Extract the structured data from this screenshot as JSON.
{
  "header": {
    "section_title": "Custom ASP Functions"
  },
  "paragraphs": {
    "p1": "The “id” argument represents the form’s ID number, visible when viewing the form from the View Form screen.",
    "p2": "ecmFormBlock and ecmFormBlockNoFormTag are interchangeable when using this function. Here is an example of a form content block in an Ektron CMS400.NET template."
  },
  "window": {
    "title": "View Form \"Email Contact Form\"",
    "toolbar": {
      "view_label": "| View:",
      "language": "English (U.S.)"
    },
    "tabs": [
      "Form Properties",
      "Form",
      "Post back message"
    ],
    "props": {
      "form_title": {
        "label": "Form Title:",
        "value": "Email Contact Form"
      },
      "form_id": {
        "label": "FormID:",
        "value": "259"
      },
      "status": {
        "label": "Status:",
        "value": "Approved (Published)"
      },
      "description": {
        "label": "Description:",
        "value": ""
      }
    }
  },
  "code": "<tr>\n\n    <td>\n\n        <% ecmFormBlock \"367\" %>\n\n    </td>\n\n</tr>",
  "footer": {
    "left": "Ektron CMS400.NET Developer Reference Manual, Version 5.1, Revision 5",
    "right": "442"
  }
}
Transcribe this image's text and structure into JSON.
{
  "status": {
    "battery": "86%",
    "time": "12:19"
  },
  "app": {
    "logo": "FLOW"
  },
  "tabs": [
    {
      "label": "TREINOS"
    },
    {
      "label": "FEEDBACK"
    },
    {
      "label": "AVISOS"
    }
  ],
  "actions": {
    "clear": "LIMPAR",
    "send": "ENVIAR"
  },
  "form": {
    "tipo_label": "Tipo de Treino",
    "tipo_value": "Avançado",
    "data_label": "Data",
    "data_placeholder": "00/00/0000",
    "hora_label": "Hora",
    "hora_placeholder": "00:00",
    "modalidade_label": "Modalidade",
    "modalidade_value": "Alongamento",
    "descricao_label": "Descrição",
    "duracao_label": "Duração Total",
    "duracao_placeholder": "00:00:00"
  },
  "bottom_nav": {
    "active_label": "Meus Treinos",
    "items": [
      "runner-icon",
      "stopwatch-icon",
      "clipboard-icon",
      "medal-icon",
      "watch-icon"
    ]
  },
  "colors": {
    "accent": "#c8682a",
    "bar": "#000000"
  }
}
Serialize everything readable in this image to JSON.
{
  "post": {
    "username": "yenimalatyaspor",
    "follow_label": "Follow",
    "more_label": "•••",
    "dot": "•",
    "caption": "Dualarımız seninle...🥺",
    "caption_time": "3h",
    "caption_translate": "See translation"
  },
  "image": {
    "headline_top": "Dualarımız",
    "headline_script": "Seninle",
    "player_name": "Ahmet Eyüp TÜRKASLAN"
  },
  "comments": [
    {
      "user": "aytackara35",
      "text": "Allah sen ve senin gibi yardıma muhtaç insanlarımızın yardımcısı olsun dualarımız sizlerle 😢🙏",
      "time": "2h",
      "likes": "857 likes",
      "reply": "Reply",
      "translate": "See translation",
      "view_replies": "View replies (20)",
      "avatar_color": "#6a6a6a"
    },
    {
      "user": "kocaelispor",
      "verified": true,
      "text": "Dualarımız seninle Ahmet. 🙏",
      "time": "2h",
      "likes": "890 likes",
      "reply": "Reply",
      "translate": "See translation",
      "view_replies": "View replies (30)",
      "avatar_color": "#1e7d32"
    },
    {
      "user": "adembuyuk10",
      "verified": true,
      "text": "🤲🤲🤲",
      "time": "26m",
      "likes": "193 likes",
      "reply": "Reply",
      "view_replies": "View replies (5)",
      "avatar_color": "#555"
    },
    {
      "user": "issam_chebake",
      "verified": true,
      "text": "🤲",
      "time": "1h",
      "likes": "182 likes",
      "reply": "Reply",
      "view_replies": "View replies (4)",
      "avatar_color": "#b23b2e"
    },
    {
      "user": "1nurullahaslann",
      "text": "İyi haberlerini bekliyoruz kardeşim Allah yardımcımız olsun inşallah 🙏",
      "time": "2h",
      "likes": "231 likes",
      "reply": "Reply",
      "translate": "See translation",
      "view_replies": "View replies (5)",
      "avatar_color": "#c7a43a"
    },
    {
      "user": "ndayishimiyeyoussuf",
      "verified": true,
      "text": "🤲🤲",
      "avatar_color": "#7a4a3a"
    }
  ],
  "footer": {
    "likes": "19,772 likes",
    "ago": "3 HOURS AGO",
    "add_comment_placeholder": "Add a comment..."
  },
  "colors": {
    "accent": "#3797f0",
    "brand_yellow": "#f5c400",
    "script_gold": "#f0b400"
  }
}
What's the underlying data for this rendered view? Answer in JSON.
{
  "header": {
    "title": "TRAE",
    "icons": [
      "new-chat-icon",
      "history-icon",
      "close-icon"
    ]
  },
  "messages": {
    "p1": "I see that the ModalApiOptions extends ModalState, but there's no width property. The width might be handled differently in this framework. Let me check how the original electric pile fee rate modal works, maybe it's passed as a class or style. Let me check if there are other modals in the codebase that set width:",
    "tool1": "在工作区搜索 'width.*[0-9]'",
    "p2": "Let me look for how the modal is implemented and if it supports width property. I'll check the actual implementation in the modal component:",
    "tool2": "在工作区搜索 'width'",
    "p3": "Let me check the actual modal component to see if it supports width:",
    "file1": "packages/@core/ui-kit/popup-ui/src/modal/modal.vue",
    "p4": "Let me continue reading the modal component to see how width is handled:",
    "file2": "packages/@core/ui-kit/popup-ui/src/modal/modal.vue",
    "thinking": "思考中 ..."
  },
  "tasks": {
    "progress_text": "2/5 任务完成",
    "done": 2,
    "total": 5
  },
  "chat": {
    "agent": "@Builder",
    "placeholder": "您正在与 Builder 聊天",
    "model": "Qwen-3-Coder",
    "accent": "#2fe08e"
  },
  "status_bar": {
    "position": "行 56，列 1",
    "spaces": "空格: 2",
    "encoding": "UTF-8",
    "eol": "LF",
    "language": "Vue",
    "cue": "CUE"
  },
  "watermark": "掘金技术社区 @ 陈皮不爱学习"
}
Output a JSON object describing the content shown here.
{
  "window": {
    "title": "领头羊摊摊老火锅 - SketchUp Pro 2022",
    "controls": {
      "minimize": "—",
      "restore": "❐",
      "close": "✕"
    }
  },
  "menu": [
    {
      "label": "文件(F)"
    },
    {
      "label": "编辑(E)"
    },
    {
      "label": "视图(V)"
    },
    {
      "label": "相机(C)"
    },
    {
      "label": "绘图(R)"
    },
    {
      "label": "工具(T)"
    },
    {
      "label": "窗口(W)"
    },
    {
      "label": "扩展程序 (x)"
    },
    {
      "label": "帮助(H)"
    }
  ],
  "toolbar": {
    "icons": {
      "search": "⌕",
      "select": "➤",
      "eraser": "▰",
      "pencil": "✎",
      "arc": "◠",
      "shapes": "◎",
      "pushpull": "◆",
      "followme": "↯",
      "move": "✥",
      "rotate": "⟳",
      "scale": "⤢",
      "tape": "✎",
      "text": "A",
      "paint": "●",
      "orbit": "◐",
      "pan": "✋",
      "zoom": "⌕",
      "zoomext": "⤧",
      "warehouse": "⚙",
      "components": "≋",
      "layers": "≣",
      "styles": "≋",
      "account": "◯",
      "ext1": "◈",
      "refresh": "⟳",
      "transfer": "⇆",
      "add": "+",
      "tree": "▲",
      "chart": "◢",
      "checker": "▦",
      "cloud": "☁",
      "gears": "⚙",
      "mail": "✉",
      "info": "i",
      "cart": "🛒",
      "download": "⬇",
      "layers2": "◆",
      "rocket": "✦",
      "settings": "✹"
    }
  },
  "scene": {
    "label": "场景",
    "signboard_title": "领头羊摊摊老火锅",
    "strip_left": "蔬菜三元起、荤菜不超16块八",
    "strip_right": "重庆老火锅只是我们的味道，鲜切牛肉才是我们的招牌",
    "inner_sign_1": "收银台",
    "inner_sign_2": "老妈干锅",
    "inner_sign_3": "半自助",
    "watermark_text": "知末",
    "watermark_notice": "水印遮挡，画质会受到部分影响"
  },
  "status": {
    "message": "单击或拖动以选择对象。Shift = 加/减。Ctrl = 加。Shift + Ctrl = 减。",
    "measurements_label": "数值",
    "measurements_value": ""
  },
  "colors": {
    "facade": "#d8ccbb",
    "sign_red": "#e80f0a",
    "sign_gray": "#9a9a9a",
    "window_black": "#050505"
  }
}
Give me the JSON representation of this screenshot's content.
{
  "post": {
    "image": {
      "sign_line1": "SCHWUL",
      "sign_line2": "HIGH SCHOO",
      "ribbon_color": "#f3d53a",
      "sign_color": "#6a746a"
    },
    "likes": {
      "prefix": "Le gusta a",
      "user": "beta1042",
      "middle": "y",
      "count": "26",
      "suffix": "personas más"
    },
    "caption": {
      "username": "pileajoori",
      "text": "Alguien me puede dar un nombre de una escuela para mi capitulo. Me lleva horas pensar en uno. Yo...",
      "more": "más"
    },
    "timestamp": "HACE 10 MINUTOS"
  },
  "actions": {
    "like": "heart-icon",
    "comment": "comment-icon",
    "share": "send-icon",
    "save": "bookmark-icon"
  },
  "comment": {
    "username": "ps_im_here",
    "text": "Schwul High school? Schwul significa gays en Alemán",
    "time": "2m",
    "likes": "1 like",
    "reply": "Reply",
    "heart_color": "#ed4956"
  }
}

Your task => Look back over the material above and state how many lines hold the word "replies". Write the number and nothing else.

Solution for this exercise => 5